Bataineh says the number of artist studios in the new Stutz will depend on demand. “We create space, and people who want to lease that space are welcome to lease it,” he says. But he won’t commit to a particular price just yet. “They will be commensurate with the capital being invested in the space. We’ve agreed to set aside some spaces that are more raw—not unlike the artist studios that the Stutz has housed in the past—and those spaces will generally lease for cheaper than if a marketing company asks us to fit out their offices.” At the very least, there will be public art and art shows, like BUTTER, a multiday fine-art fair held at the Stutz last September that showcased the works of Black visual artists from across the country.

Artist Phil Campbell has seen this kind of transformation before.
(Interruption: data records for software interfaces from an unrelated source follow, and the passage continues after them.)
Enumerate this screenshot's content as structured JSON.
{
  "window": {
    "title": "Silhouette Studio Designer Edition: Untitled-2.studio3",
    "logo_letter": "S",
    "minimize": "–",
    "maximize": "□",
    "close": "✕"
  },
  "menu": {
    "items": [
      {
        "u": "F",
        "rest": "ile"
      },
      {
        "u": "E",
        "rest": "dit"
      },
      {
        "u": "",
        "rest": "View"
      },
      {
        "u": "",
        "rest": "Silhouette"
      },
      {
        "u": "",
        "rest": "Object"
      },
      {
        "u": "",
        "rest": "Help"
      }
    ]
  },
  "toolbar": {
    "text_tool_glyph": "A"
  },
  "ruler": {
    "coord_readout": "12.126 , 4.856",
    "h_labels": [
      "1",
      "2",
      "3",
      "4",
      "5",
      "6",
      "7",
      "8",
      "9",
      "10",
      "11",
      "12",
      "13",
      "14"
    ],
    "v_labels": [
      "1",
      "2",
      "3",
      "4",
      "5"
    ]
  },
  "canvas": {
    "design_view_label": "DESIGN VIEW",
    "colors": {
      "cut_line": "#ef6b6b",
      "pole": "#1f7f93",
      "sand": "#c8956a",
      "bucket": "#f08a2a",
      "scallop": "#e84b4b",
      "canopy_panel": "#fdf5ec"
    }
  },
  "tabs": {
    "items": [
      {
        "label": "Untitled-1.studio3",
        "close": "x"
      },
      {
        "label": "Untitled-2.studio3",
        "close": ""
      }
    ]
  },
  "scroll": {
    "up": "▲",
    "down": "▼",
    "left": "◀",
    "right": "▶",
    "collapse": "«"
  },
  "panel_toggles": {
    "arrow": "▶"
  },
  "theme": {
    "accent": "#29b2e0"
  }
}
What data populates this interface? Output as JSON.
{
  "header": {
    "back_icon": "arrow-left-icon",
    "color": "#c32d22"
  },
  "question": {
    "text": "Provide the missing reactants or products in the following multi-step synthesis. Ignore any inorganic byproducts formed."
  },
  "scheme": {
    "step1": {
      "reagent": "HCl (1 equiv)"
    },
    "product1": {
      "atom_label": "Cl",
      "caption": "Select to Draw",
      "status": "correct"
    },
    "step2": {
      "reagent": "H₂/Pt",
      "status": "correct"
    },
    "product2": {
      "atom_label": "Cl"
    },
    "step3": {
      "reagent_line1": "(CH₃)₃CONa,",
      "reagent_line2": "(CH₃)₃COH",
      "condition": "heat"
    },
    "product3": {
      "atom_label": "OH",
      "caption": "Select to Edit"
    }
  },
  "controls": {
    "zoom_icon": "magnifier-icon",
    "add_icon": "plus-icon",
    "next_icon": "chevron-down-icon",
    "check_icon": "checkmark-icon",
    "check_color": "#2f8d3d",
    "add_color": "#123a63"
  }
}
He was in Broad Ripple in the late 1980s when Broad Ripple Avenue switched from art galleries to bars; on Mass Ave in the ’90s when that street went from art galleries to restaurants; in the Faris Building just south of downtown when it was sold to Lilly; in the Murphy Building, which he owned until the housing market boomed, his lender called the loan, and he lost the building. He’s been in the Stutz since 2013, and hopes to have two more years there. But he’s skeptical about SomeraRoad’s intentions.

“If you want high-quality artists who don’t have a wealthy spouse paying for their studio,” he says, “you have to keep the rents affordable.”

Monty Matuka, founder and creative director of the clothing company MELI, moved into the Stutz in July 2020. By September 2021, he was asked to leave to make way for a new elevator shaft. “With me being a minority business and the only fashion business in the building, I would have thought they would have wanted to keep me for diversity and bring in more of my audience into the building,” he says. MELI is now located in the Murphy Building, a “super-warm, super-welcoming” space.

Constance Scopelitis moved into the Stutz in 1993, a space on the third floor with a wooden floor (which is good for standing for a long time), a southern window exposure (which she loves for the light), and the visibility of working around other artists in one location. She’s credited with starting the open houses, which ran for 28 years. “When the new owners came in and bought the property, I thought, They’ve got an awesome, modern, contemporary plan,” she says. “But as an artist, I need to take control of where I’m going to continue to work.” She’s leaving to build a 1,200-square-foot studio at her house in Rocky Ripple.

Photographer Faith Blackwell—at 10 years, a relative newcomer to the Stutz—hopes to stay. “It’s a true community of artists,” she says. “I can walk around the building, pop my head into anybody’s studio, and we can toss ideas off one another. I’m trying to be optimistic about everything, because from the renderings, it looks like a beautiful space.”

Stuart Alter, the president of the Stutz Artists Association, is measured when he talks about the future. He’s upset with SomeraRoad—“They have dismantled a thriving, vibrant arts community”—but also realistic. “If you take three art studios, knock down the walls, and make it an office, all of a sudden you’re making 10 times the rent. I understand that. That’s their prerogative,” he says. “But I think they missed the boat in not leveraging the Stutz artist community. They should have more strategically integrated that into their plan.”

Woodard, who also has a studio in the Stutz, plans to stay. He says the artists’ concerns are justifiable, “but I think it will be just fine a couple of years from now.”

Perhaps no one exemplifies the importance of the Stutz to the local arts community better than Greg Hull. The dean of the Herron School of Art & Design was also the first artist-in-residence at the Stutz in 1996, which gave him free studio space for a year and helped establish him in Indianapolis after moving here from Dallas. He stayed at the Stutz for three years because space was affordable, then found an industrial space east of downtown before building a studio at his home. Hull sees the Stutz as a microcosm of the city, and he hopes SomeraRoad will, too.

“I want the new owners to understand that the arts are one of the most effective barometers for the health of any ecosystem, and the economic impact of the arts on every community, we’re finally recognizing, is huge,” he says. “This is a quality-of-life issue.”